▸ INSTRUCTIONS FOR THE TASK
Count the lines in the listing below that contain the word "with" and report that number alone.

- - -

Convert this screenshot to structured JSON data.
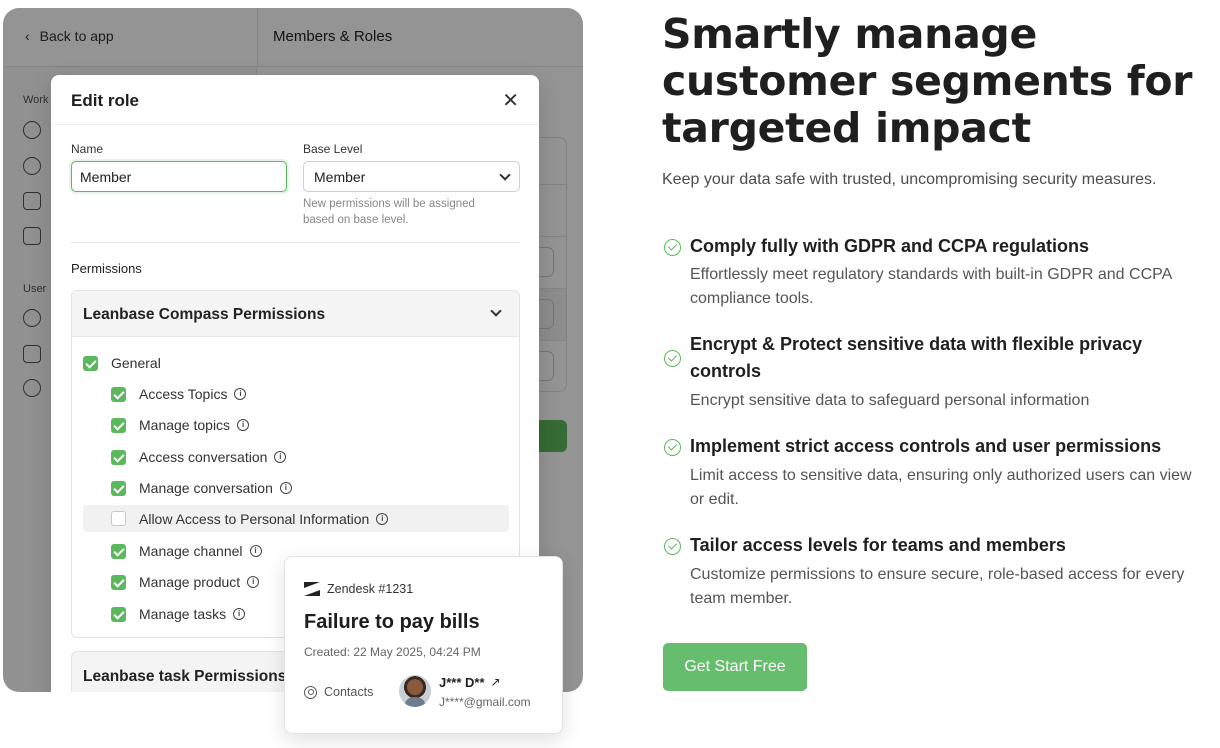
{
  "app": {
    "back_label": "Back to app",
    "section_title": "Members & Roles",
    "sidebar_sections": [
      "Work",
      "User"
    ]
  },
  "modal": {
    "title": "Edit role",
    "close_icon": "close-icon",
    "name_label": "Name",
    "name_value": "Member",
    "base_level_label": "Base Level",
    "base_level_value": "Member",
    "base_level_hint": "New permissions will be assigned based on base level.",
    "permissions_label": "Permissions",
    "group1_title": "Leanbase Compass Permissions",
    "group2_title": "Leanbase task Permissions",
    "items": [
      {
        "label": "General",
        "checked": true,
        "info": false
      },
      {
        "label": "Access Topics",
        "checked": true,
        "info": true
      },
      {
        "label": "Manage topics",
        "checked": true,
        "info": true
      },
      {
        "label": "Access conversation",
        "checked": true,
        "info": true
      },
      {
        "label": "Manage conversation",
        "checked": true,
        "info": true
      },
      {
        "label": "Allow Access to Personal Information",
        "checked": false,
        "info": true
      },
      {
        "label": "Manage channel",
        "checked": true,
        "info": true
      },
      {
        "label": "Manage product",
        "checked": true,
        "info": true
      },
      {
        "label": "Manage tasks",
        "checked": true,
        "info": true
      }
    ]
  },
  "ticket": {
    "source": "Zendesk #1231",
    "title": "Failure to pay bills",
    "created": "Created: 22 May 2025, 04:24 PM",
    "contacts_label": "Contacts",
    "contact_name": "J*** D**",
    "contact_email": "J****@gmail.com"
  },
  "hero": {
    "title": "Smartly manage customer segments for targeted impact",
    "subtitle": "Keep your data safe with trusted, uncompromising security measures.",
    "features": [
      {
        "title": "Comply fully with GDPR and CCPA regulations",
        "desc": "Effortlessly meet regulatory standards with built-in GDPR and CCPA compliance tools."
      },
      {
        "title": "Encrypt & Protect sensitive data with flexible privacy controls",
        "desc": "Encrypt sensitive data to safeguard personal information"
      },
      {
        "title": "Implement strict access controls and user permissions",
        "desc": "Limit access to sensitive data, ensuring only authorized users can view or edit."
      },
      {
        "title": "Tailor access levels for teams and members",
        "desc": "Customize permissions to ensure secure, role-based access for every team member."
      }
    ],
    "cta_label": "Get Start Free"
  },
  "colors": {
    "accent": "#5cb85c",
    "cta": "#66bd6d"
  }
}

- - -

▸ TASK ANSWER
4